4Knots Music Festival: Dan Deacon, Yeasayer (DJ sets)
Saturday, June 16
4Knots Indoor Lounge
Better than: Going home and passing out.
In my coverage of the 4Knots main stage, my “critical bias,” as named at the bottom of these write-ups, has been fairly obvious—almost so obvious that it’s been kind of difficult to state it in the clever, self-deprecating manner that the format requires. So, again, I’ll foreground that bias and note that I’m getting paid to write this by the dudes who hosted the whole shindig. But I’ll also add a biases into the equation. Like, for instance, the fact that by the time Yeasayer began spinning records I had consumed too many drinks, complimentary or otherwise, to remember much about their DJ set besides some sort of Pete Rock & C.L. Smooth mashup. And I missed entirely the work of BRAHMS, Punches and Finger on the Pulse. Plus I was kind of tired (the curse of arriving on time).

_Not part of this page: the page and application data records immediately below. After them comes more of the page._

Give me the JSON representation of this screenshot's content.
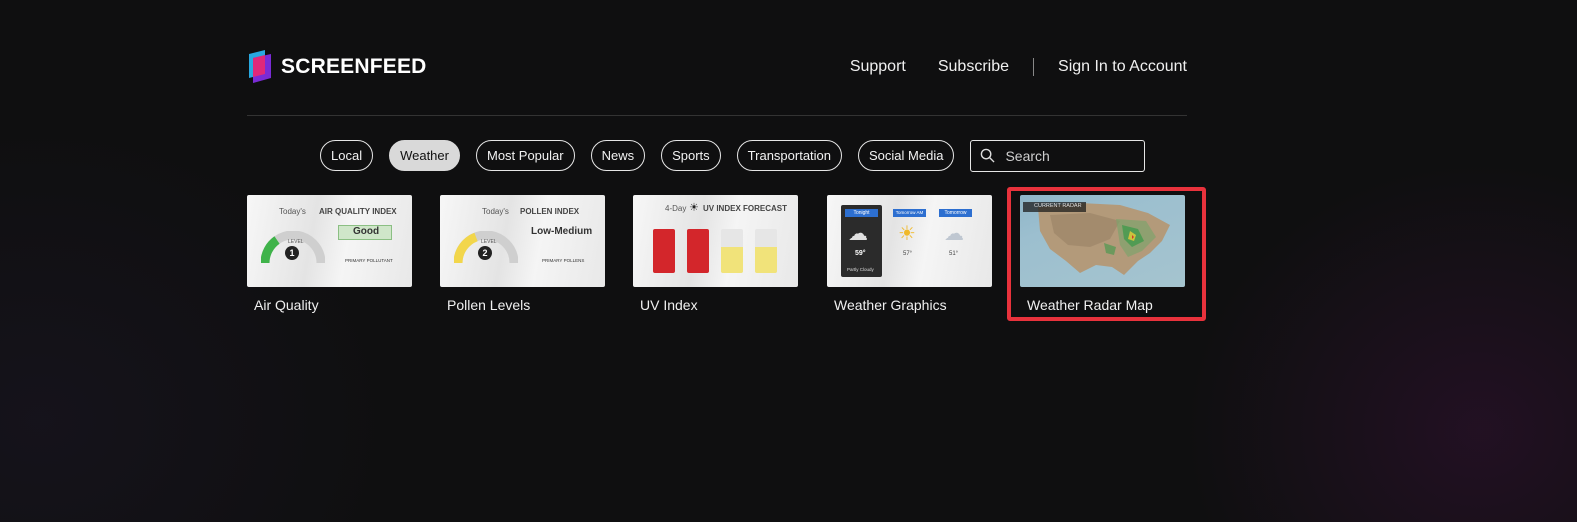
{
  "brand": {
    "name": "SCREENFEED"
  },
  "nav": {
    "support": "Support",
    "subscribe": "Subscribe",
    "sign_in": "Sign In to Account"
  },
  "filters": [
    {
      "label": "Local",
      "active": false
    },
    {
      "label": "Weather",
      "active": true
    },
    {
      "label": "Most Popular",
      "active": false
    },
    {
      "label": "News",
      "active": false
    },
    {
      "label": "Sports",
      "active": false
    },
    {
      "label": "Transportation",
      "active": false
    },
    {
      "label": "Social Media",
      "active": false
    }
  ],
  "search": {
    "placeholder": "Search"
  },
  "cards": [
    {
      "title": "Air Quality",
      "thumb": {
        "heading_prefix": "Today's",
        "heading": "AIR QUALITY INDEX",
        "status": "Good",
        "level_label": "LEVEL",
        "level": "1",
        "sub": "PRIMARY POLLUTANT"
      }
    },
    {
      "title": "Pollen Levels",
      "thumb": {
        "heading_prefix": "Today's",
        "heading": "POLLEN INDEX",
        "status": "Low-Medium",
        "level_label": "LEVEL",
        "level": "2",
        "sub": "PRIMARY POLLENS"
      }
    },
    {
      "title": "UV Index",
      "thumb": {
        "heading_prefix": "4-Day",
        "heading": "UV INDEX FORECAST"
      }
    },
    {
      "title": "Weather Graphics",
      "thumb": {
        "col1": "Tonight",
        "col2": "Tomorrow AM",
        "col3": "Tomorrow",
        "t1": "59°",
        "t2": "57°",
        "t3": "51°",
        "cond1": "Partly Cloudy"
      }
    },
    {
      "title": "Weather Radar Map",
      "selected": true,
      "thumb": {
        "badge": "CURRENT RADAR"
      }
    }
  ],
  "colors": {
    "highlight": "#e8323c",
    "aq_green": "#3fb34a",
    "pollen_yellow": "#f2d64b",
    "uv_red": "#d3262b",
    "uv_yellow": "#f1e37a",
    "badge_blue": "#2d6fd0"
  }
}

None of this is to say, however, that I didn’t have a great time; it’s more that I spent that time talking with old friends, meeting new ones and watching a certain hair-metal-loving music editor sing karaoke to old hits as if she were preparing a Fabolous-style There Is No Competition mixtape.
I can also tell you this: The “lounge” was located on the corner of Beekman and Front Streets. There was an entrance area where you could cool off and buy drinks, then a dance floor overseen by the DJ of the moment, then a back area filled with sponsors, free t-shirts and iPad-powered karaoke. (Critical bias 5: They shut down karaoke right before I could have a go at Night Ranger’s “Sister Christian.”) The entire place was surprisingly well-lit, even without the bursts of light coming from the flashbulbs of the party photographers.
For his part Dan Deacon spun a genuinely surprising and enjoyable set, filled with far more Spice Girls-style pop and early ’90s R&B than I once would have guessed. Of course, the indie rock DJ set is practically made for such displays of performative eclecticism, giving artists the chance to show that although their albums may be the whitest thing since sliced bread, it’s pointless to Merritt-bait them into a discussion of the relationship between race and music. Still, at the lounge, such thoughts had yet to enter my head. I was saving them, I guess, for the long train ride home, when I needed something to displace the regret caused by missing the opportunity to belt that “Motorin’ ” refrain before a crowd of mostly strangers.
Critical bias: See above.
Random notebook dump: Nope, none of those.
Overheard: I’m kind of curious to find out what the people lounging in the giant potato-chip-branded bean bag chairs might have been talking about.
This article from the Village Voice Archive was posted on July 18, 2011